"As a neurolinguistic programming practitioner, I help clients achieve their goals by shaping the way they think and interact with the world. It is a process that allows clients to understand their map of the world and how that influences your success or failures. We get to understand your personal values and beliefs that unconsciously guide your behaviour.
"Most people can’t even see the roadblocks they have in their mind; the right coach can see through your self-imposed limits and push you through them, enabling you to reach all-important goals such as improved performance, higher productivity and personal development."
With an honours degree in education and a master’s in social work, Rob Yates has been professionally coaching since 1999. He also has a diploma in organisational development, a diploma in neuroscience coaching and is a UKCC Level 4 performance coach and practitioner of neurolinguistic programming and hypnotherapy.
"A good coach will often dramatically enable you to short-cut your path to achievement," says Yates, a retired professional sportsman in kayaking, who calls himself a "peak performance strategist".
"My services are exclusive, like a Range Rover or high-end sports car — they are not for everyone and I only take on those who truly are determined to achieve."
Tight financial times can steer people off course, he says, but "having that person who will partner with you to achieve your goals is worth it. Otherwise you will always be putting off your potential … and will not be able to leave a true legacy behind. Your coach should quickly be able to coach you to be breaking even financially."
With a career as an advertising account executive behind her and a degree in drama and anthropology, Pippa Leicher offers a warm and informal approach to coaching.
"I put my views aside to challenge my clients, and reflect for them, to get them out of their comfort zone. If people are feeling stuck, I get them to step over that line into discomfort," she says.
In the first session, she likes to find out who her client is, "how they learn — visually, methodically or physically?"
Drawing on her dramatic skills, she may use role play, and paper and coloured khoki pens to help dream up creative solutions.
"As a coach, I am careful not to dictate, which would take the client’s power away. It is me challenging you to get to your truth, and then holding you accountable to it," Leicher says.

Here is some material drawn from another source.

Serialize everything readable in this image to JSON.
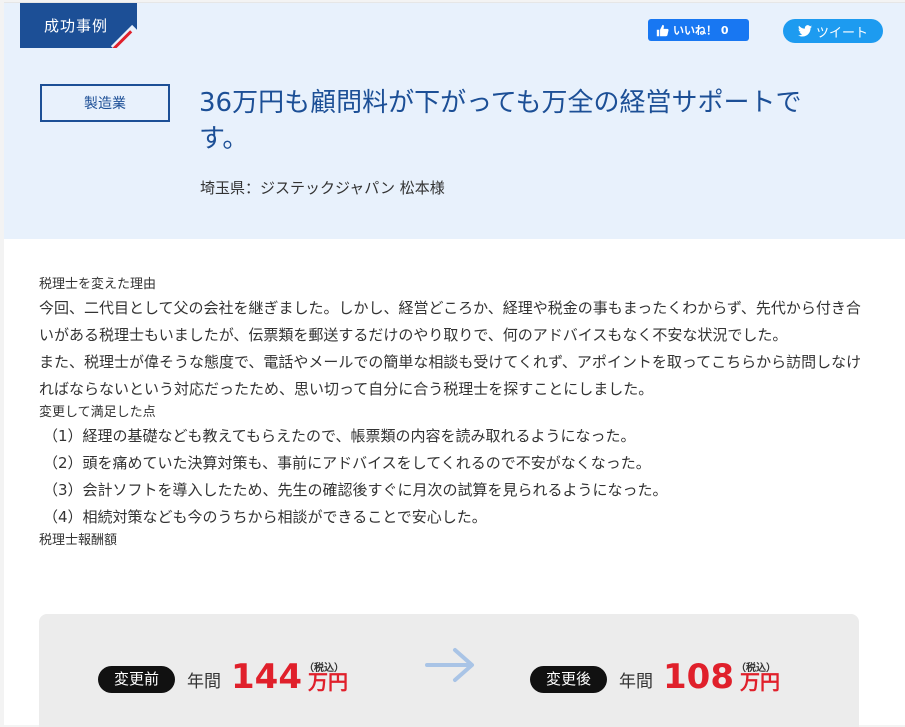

Where coaching skills cannot help, she refers her clients to a clinical psychologist. "I ask them to contract to six sessions, but they may be ready at four."
Hoping to build up a strong clientele in the creative industries such as advertising, Leicher says she is keeping her rates affordable because she aims to help people succeed.